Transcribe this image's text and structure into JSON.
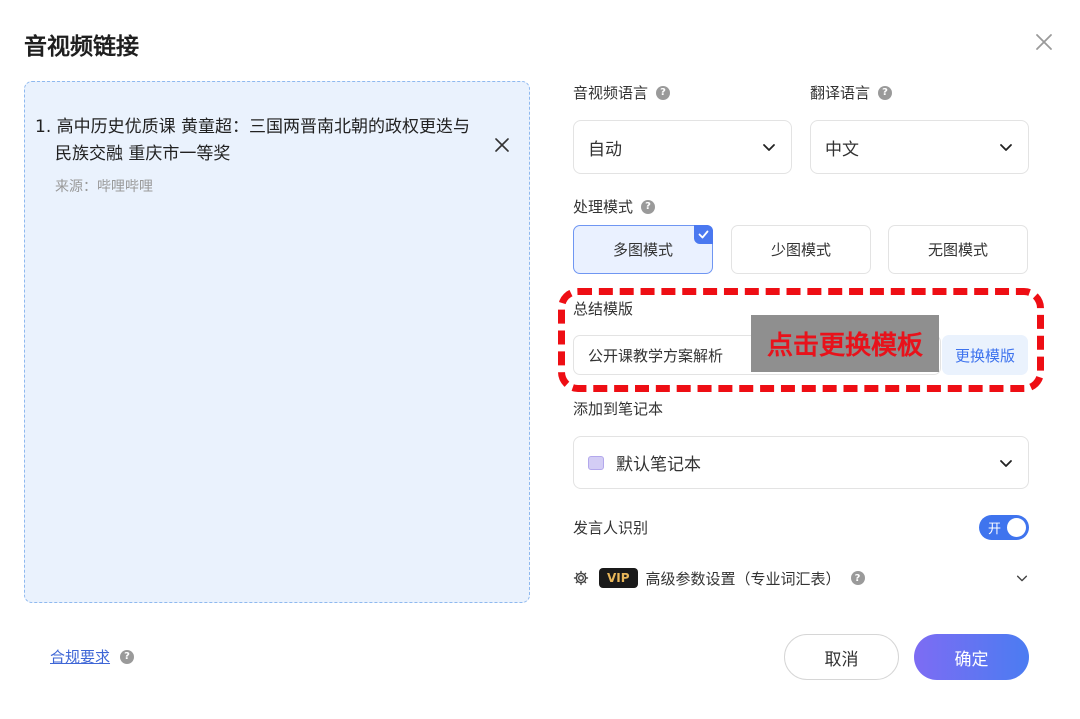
{
  "dialog": {
    "title": "音视频链接"
  },
  "video_list": {
    "items": [
      {
        "index": "1.",
        "title": "高中历史优质课 黄童超：三国两晋南北朝的政权更迭与民族交融 重庆市一等奖",
        "source": "来源：哔哩哔哩"
      }
    ]
  },
  "settings": {
    "audio_language": {
      "label": "音视频语言",
      "value": "自动"
    },
    "translate_language": {
      "label": "翻译语言",
      "value": "中文"
    },
    "processing_mode": {
      "label": "处理模式",
      "options": [
        "多图模式",
        "少图模式",
        "无图模式"
      ],
      "selected": "多图模式"
    },
    "summary_template": {
      "label": "总结模版",
      "value": "公开课教学方案解析",
      "change_label": "更换模版",
      "callout": "点击更换模板"
    },
    "notebook": {
      "label": "添加到笔记本",
      "value": "默认笔记本"
    },
    "speaker_recognition": {
      "label": "发言人识别",
      "toggle_text": "开",
      "enabled": true
    },
    "advanced": {
      "vip_badge": "VIP",
      "label": "高级参数设置（专业词汇表）"
    }
  },
  "footer": {
    "compliance_link": "合规要求",
    "cancel_label": "取消",
    "confirm_label": "确定"
  },
  "colors": {
    "accent": "#3f74ee",
    "highlight": "#ee0e14",
    "drop_zone_bg": "#eaf2fd"
  }
}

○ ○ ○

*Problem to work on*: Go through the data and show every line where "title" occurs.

*Result of the task*:
    "title": "音视频链接"
        "title": "高中历史优质课 黄童超：三国两晋南北朝的政权更迭与民族交融 重庆市一等奖",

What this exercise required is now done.